This was an addressable problem. The fact that we didn't address it early on and the fact that we're still not addressing it and the fact that people are getting together without masks and close quarters is ludicrous. We will look back on this and it will seem very shameful what has

happened there, because we put a lot of people at risk that do not need to be at risk, people who died.

And there are preventable deaths happening, John, when you look at the right side of the screen. These deaths did not have to happen.

I think sometimes there's a sense of this was inevitable. And it's a bad virus. And that is true. And it is a contagious virus. That is true. It's circumnavigating the globe. That is true. And those numbers on the right side of the screen, that is not inevitable.

Now what are we going to do? Now we have another chance to do the right thing. And instead, big rally, indoors, no masks, no physical distancing. If you had to describe a worst-case scenario, that would be it.

Is that fearmongering, John? I don't know. I don't know. I feel like, as a health person, you've got to be honest about this stuff. And that's what it is, it's honesty.

You had the head of the Coronavirus Task Force, the vice president, not wearing a mask in a public situation and not physically distancing.

I just don't understand it at all. Again, how many times have we had conversations like this now, John? It's ludicrous.

KING: There's an old saying, we report, you decide. I forget where that came from. I'm joking. I know where that came from.

I just want to go through some of this because it's not really a joke. When you look at this map, one of the questions is -- look, and again, some of the states will manage it and some of the states that are orange and red will be back to beige and green by next week because they'll get this and they will push it down.

And the question is, when you see so much red -- I want you to listen, Sanjay, to Dr. Zeke Emanuel, health care adviser in the Obama administration, saying what he sees is sort of follow-the-dot approach, if you have the orange now, meaning the case count is up, what comes next is hospitalizations. Listen.


DR. ZEKE EMANUEL, FORMER HEALTH CARE ADVISER TO PRESIDENT OBAMA: You will see a spike in the number of cases and then, a few days or a week later, you'll see a spike in the hospitalizations and then, a few days later, you will see a spike in the deaths.

And unless you actually implement these public health measures of physical distancing, wearing masks, avoiding crowds, and not going into bars, you are going to have that. It is inevitable, despite the happy talk coming out of the White House.

(END VIDEO CLIP) KING: It's an interesting point there in the sense, look, this is the United States of America and there will be disagreement. You need to have the economy reopen. You can't keep the economy shut forever.

But to Zeke's point about -- you just mentioned the vice president doesn't wear a mask. The president is holding a rally. If you're going to be open, you need consistent messaging about common-sense safety measures like masks, correct?

GUPTA: Correct. There's a middle ground here. I get it. And there are places saying, hey, look, we don't want to go back into shutdown mode again, and that is really hard and tough. And I understand that. I live in this country, as well.

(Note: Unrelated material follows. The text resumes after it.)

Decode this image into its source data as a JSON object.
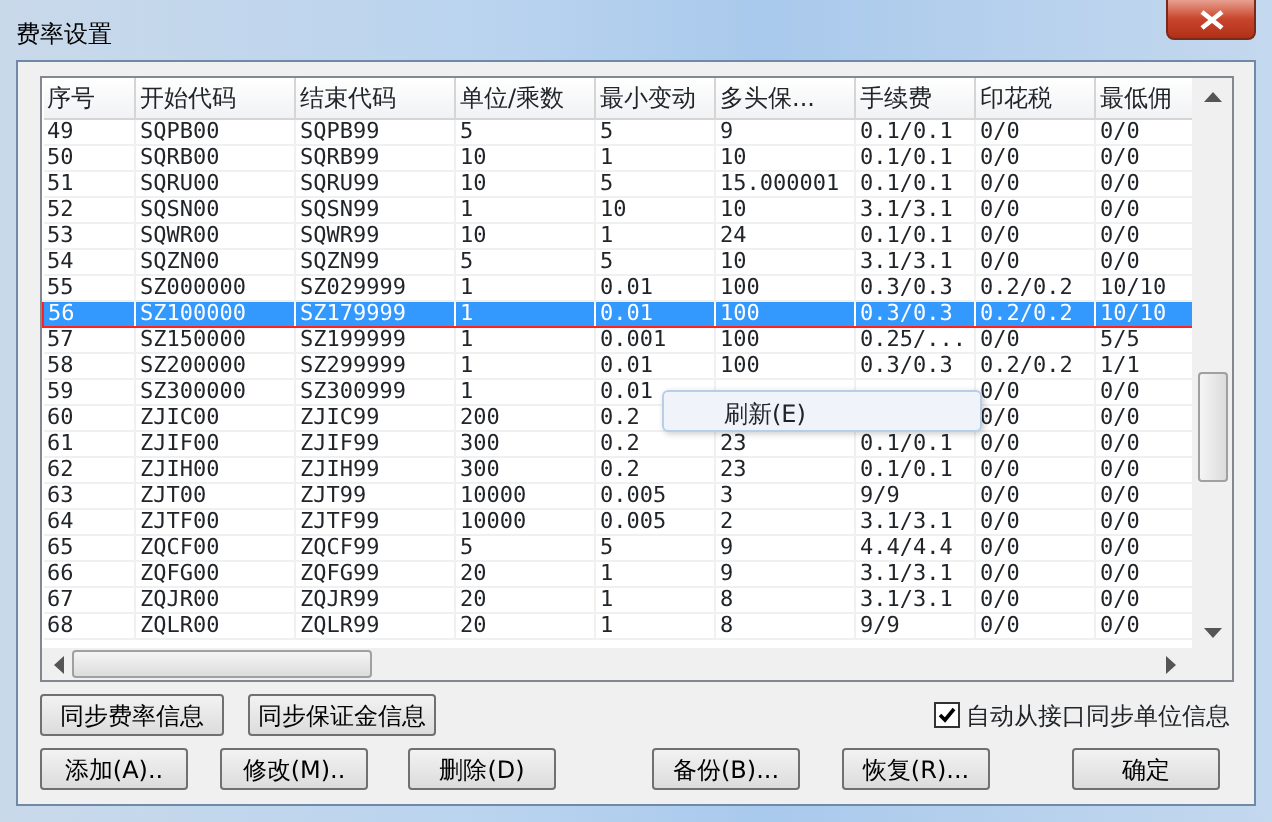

And the issue is, are you going to completely sacrifice the middle ground. We know that masks can work. Now we have evidence. And we are learning together, clearly.

If you were to ask me, John, I have the virus, you don't, we're within six feet of each other, what's the likelihood I'm going to give you the virus? Studies will show -- a study came out in "The Lancet," 17.4 percent. There will be studies that show this.

What if I am wearing the mask? What is the chance they will transmit it to you? It's 3 percent. It's a six-fold decrease in transmission.


Why wouldn't we do that when we have the evidence that it works and we've seen what it's done in other countries around the world? There's a middle ground that we're, hopefully, not abandoning in all of this -- john?

KING: Dr. Sanjay Gupta, appreciate the facts. Not fearmongering but the facts.

As always, thanks very much.

GUPTA: Thank you.

KING: Coming up for us, the prosecutor in Atlanta schedules a news conference today in the Rayshard Brooks killing. We walk to a member of the Atlanta City Council. What does she want?